Almost all of the people executed were not given a proper burial, and nobody knows where their bodies are. It is possible that they are in Gallows Hill, which is a place known to be extremely haunted. This might be popular with people who are interested in ghosts.

Since it is most likely not possible that witches are or were real, people who are interested in conspiracy theories also like to study the Salem Witch Trials, because many people want to know exactly why it happened. Was it because of economic problems in that time period that led people to blame others for their hardships? Was it a medical condition that was affecting the girls accusing, which caused their ‘afflicted witchcraft’ or ‘supernatural possessions’? Was it for Samuel Parris’ (the father of Elizabeth Parris) socio-political gain, because he may have forced his slave Tituba to confess to create paranoia and seize power? Or were the people of Salem just in mass hysteria, perhaps because of the widespread fear of witches?

Although those mysteries remain unsolved, and some questions remain unanswered, the legacy of the Salem Witch Trials lives on.

By Lara Simpson

Diversity Week in PE

During Diversity Week in PE we played two games for people who are physically disabled or who are visually impaired. Sitting volleyball is where you are sat down and you can’t move and you play volleyball. Also we played goalball which is football for visually impaired people. We wore masks to obscure our vision. The aim of the game is to guard your goal to stop the other team scoring. You can only move sideways and you throw the ball at the opponents goal to score. The ball had a bell in it, so you have to listen carefully to know where the ball is. These sports are in the Olympic Games.

By Callum Scrase


Callum Scrase interviews Mr Bond (not James Bond)

Mr Bond

What made you want to come and teach at Malton?

“Very friendly atmosphere” said Mr Bond


What made you want to teach English?

“It was always my favourite subject at school and I love reading” said Mr Bond.



What would you do if you couldn’t teach?


“A lawyer” said Mr Bond.


What is your favourite book?

“The Rabbits series by John Updike” said Mr Bond.


What is your favourite year to teach and why?

“Year 7 because they are the most enthusiastic” said Mr Bond.


Reporter: Callum Scrase

Callum Scrase interviews Miss Davison!



What do you like best about being Head of Key Stage 3?

“The different challenges on a day-to-day basis, no day is ever the same! And i really enjoy working with the young people”.


What do you like about the school IPads?

“They allow young people use technology to enhance their educational journey”.


What is your favourite thing to see students do at Malton School?

“I like to see student achieve their personal goals”.


What makes you proud about Malton school?

“The students”.


Reporter: Callum Scrase

Summer Hits
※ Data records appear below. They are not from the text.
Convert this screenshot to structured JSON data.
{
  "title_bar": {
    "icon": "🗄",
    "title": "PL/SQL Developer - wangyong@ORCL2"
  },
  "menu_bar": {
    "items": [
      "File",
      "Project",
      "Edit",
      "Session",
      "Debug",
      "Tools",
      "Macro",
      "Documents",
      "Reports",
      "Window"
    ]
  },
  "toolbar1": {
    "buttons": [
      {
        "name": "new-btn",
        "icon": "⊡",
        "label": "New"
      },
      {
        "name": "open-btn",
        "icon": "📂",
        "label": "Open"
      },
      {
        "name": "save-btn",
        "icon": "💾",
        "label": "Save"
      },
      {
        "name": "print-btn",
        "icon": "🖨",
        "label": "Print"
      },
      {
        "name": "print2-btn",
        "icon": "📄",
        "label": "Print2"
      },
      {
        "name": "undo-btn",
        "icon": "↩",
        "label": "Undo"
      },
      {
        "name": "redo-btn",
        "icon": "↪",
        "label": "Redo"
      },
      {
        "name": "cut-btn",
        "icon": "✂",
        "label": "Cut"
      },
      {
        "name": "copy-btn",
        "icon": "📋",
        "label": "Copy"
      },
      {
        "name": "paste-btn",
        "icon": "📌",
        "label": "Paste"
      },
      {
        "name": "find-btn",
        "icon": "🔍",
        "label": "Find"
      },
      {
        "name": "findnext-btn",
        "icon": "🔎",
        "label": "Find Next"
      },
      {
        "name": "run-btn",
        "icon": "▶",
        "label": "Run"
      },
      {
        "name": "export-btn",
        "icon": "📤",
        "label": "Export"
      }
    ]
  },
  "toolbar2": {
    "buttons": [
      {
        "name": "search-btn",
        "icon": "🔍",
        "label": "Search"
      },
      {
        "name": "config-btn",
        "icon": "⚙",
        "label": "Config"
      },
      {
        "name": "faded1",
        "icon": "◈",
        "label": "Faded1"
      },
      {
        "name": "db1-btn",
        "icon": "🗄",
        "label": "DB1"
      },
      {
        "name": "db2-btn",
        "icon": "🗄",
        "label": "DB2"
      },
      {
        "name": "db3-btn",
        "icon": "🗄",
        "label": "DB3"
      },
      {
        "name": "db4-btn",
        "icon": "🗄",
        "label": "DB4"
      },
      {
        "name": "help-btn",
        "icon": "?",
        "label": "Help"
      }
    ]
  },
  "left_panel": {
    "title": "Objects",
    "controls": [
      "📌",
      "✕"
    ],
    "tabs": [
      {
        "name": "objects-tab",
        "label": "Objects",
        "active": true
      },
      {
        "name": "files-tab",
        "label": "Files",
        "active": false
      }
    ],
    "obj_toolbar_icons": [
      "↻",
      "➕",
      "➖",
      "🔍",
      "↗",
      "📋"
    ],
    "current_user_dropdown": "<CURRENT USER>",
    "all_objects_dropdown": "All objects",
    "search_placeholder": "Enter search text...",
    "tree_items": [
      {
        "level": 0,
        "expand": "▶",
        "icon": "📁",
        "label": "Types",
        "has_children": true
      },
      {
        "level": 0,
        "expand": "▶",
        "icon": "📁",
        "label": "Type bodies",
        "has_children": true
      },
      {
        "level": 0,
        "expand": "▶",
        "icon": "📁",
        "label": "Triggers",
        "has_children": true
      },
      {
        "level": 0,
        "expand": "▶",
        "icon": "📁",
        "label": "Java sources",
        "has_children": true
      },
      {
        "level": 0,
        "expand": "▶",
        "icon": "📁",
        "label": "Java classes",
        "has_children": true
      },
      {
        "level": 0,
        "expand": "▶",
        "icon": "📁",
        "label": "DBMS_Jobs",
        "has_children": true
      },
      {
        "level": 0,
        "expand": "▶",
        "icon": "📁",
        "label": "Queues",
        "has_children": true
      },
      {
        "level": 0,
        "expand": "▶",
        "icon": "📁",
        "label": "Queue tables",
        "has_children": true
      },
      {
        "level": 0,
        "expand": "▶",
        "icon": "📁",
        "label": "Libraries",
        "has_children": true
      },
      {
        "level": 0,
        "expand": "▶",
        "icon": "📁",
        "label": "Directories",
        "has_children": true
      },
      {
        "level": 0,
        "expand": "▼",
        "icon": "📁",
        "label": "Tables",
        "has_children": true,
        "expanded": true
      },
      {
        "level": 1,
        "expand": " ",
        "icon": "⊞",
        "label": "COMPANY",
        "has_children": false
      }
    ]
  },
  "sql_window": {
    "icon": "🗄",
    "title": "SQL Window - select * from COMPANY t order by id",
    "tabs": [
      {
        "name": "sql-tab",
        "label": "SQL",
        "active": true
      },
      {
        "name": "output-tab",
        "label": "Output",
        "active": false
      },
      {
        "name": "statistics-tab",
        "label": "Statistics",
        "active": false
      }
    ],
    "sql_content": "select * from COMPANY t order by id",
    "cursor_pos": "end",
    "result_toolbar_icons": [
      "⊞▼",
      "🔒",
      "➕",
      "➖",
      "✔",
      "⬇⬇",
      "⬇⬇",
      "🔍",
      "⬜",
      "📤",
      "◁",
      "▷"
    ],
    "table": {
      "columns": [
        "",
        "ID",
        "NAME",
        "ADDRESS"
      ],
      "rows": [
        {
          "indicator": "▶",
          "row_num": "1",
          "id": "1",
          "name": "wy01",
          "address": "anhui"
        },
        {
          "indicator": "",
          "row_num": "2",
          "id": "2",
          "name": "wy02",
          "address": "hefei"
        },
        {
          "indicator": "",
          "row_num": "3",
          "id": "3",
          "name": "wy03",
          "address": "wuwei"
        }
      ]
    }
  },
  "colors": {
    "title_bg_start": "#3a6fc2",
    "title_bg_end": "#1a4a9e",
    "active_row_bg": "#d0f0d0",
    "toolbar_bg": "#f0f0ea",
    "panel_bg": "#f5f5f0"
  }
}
Are you looking for some ideas for what to listen to on your summer holidays? Our Year 7 Student Reporter Alice Thompson has compiled a list of her favourites that are sure to get you in the holiday mood…


  1. Castle on the hill by Ed Sheeran
  2. Shape of you by Ed Sheeran
  3. Believer by Imagine Dragon
  4. Thinking out loud by Ed Sheeran
  5. Just the way you are by Bruno mars
  6. Party in the U.S.A BY Miley Cyrus
  7. 7.shot me down by David Guetta
  8. Despacito by Justin Bieber
  9. September song by Justin Timberlake
  10. Don’t kill my vibe by Sigrid

Meet our Maths Teacher

Our Student Reporters Ellie Jackson and Rebekah Robinson went to chat to Maths teacher Mr Muir to find out more about how he makes maths fun, amongst other things…

Mr M Picture

How do you make maths fun??

Maths is always fun. However applying it to real life jobs definitely helps. I’m trying to get students to use iPads in lessons more, for Kahoots, ping pong and Showbie. 

What do you like about Malton School and why?

Students, staff and parents are all polite and thankful and generally make my job straight forward. 

What is your favourite thing to teach and why?

Favourite topics are permutations and combinations (A level) and different equations – all quite complex topics and keep me on my toes when teaching. 

What other jobs did you have before teaching?

Bar work, this was mainly in my uninteresting days.

If you couldn’t teach maths what others should you teach and why?

PE, because I love football and when it’s warm teaching outside would be fun.